[App and web page records]

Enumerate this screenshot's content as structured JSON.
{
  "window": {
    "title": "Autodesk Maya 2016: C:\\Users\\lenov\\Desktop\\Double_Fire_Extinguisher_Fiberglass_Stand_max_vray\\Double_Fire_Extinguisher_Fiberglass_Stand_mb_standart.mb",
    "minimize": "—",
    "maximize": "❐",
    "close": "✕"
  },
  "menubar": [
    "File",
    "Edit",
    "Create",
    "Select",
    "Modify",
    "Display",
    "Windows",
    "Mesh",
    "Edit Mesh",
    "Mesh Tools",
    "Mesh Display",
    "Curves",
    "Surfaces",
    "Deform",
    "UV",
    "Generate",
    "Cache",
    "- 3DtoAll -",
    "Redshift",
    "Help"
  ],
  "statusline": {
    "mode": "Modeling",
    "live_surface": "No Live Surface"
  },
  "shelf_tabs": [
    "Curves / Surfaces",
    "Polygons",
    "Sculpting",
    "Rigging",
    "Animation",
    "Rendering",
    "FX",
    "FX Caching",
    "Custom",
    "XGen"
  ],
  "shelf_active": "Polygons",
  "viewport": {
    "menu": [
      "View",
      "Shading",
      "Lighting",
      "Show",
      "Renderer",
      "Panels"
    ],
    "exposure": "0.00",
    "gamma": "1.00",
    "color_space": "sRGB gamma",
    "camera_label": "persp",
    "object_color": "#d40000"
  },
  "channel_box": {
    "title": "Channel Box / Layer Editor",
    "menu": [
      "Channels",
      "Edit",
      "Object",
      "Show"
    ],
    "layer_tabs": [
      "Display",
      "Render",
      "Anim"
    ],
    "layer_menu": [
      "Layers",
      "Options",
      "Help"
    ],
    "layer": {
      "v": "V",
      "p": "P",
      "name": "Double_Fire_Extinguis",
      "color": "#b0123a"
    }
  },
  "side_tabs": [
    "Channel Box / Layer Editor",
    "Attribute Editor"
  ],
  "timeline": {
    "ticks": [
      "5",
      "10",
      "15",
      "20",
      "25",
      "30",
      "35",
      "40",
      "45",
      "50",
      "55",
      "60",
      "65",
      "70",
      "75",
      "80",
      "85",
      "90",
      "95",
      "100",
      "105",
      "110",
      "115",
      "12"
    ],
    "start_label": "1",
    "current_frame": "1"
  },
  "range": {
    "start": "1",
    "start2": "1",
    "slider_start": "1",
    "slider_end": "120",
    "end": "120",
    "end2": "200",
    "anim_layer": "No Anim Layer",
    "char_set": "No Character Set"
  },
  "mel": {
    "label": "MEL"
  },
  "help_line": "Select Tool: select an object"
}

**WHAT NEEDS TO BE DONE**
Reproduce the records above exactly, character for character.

**SOLUTION FOR THIS TASK**
Enumerate this screenshot's content as structured JSON.
{
  "window": {
    "title": "Autodesk Maya 2016: C:\\Users\\lenov\\Desktop\\Double_Fire_Extinguisher_Fiberglass_Stand_max_vray\\Double_Fire_Extinguisher_Fiberglass_Stand_mb_standart.mb",
    "minimize": "—",
    "maximize": "❐",
    "close": "✕"
  },
  "menubar": [
    "File",
    "Edit",
    "Create",
    "Select",
    "Modify",
    "Display",
    "Windows",
    "Mesh",
    "Edit Mesh",
    "Mesh Tools",
    "Mesh Display",
    "Curves",
    "Surfaces",
    "Deform",
    "UV",
    "Generate",
    "Cache",
    "- 3DtoAll -",
    "Redshift",
    "Help"
  ],
  "statusline": {
    "mode": "Modeling",
    "live_surface": "No Live Surface"
  },
  "shelf_tabs": [
    "Curves / Surfaces",
    "Polygons",
    "Sculpting",
    "Rigging",
    "Animation",
    "Rendering",
    "FX",
    "FX Caching",
    "Custom",
    "XGen"
  ],
  "shelf_active": "Polygons",
  "viewport": {
    "menu": [
      "View",
      "Shading",
      "Lighting",
      "Show",
      "Renderer",
      "Panels"
    ],
    "exposure": "0.00",
    "gamma": "1.00",
    "color_space": "sRGB gamma",
    "camera_label": "persp",
    "object_color": "#d40000"
  },
  "channel_box": {
    "title": "Channel Box / Layer Editor",
    "menu": [
      "Channels",
      "Edit",
      "Object",
      "Show"
    ],
    "layer_tabs": [
      "Display",
      "Render",
      "Anim"
    ],
    "layer_menu": [
      "Layers",
      "Options",
      "Help"
    ],
    "layer": {
      "v": "V",
      "p": "P",
      "name": "Double_Fire_Extinguis",
      "color": "#b0123a"
    }
  },
  "side_tabs": [
    "Channel Box / Layer Editor",
    "Attribute Editor"
  ],
  "timeline": {
    "ticks": [
      "5",
      "10",
      "15",
      "20",
      "25",
      "30",
      "35",
      "40",
      "45",
      "50",
      "55",
      "60",
      "65",
      "70",
      "75",
      "80",
      "85",
      "90",
      "95",
      "100",
      "105",
      "110",
      "115",
      "12"
    ],
    "start_label": "1",
    "current_frame": "1"
  },
  "range": {
    "start": "1",
    "start2": "1",
    "slider_start": "1",
    "slider_end": "120",
    "end": "120",
    "end2": "200",
    "anim_layer": "No Anim Layer",
    "char_set": "No Character Set"
  },
  "mel": {
    "label": "MEL"
  },
  "help_line": "Select Tool: select an object"
}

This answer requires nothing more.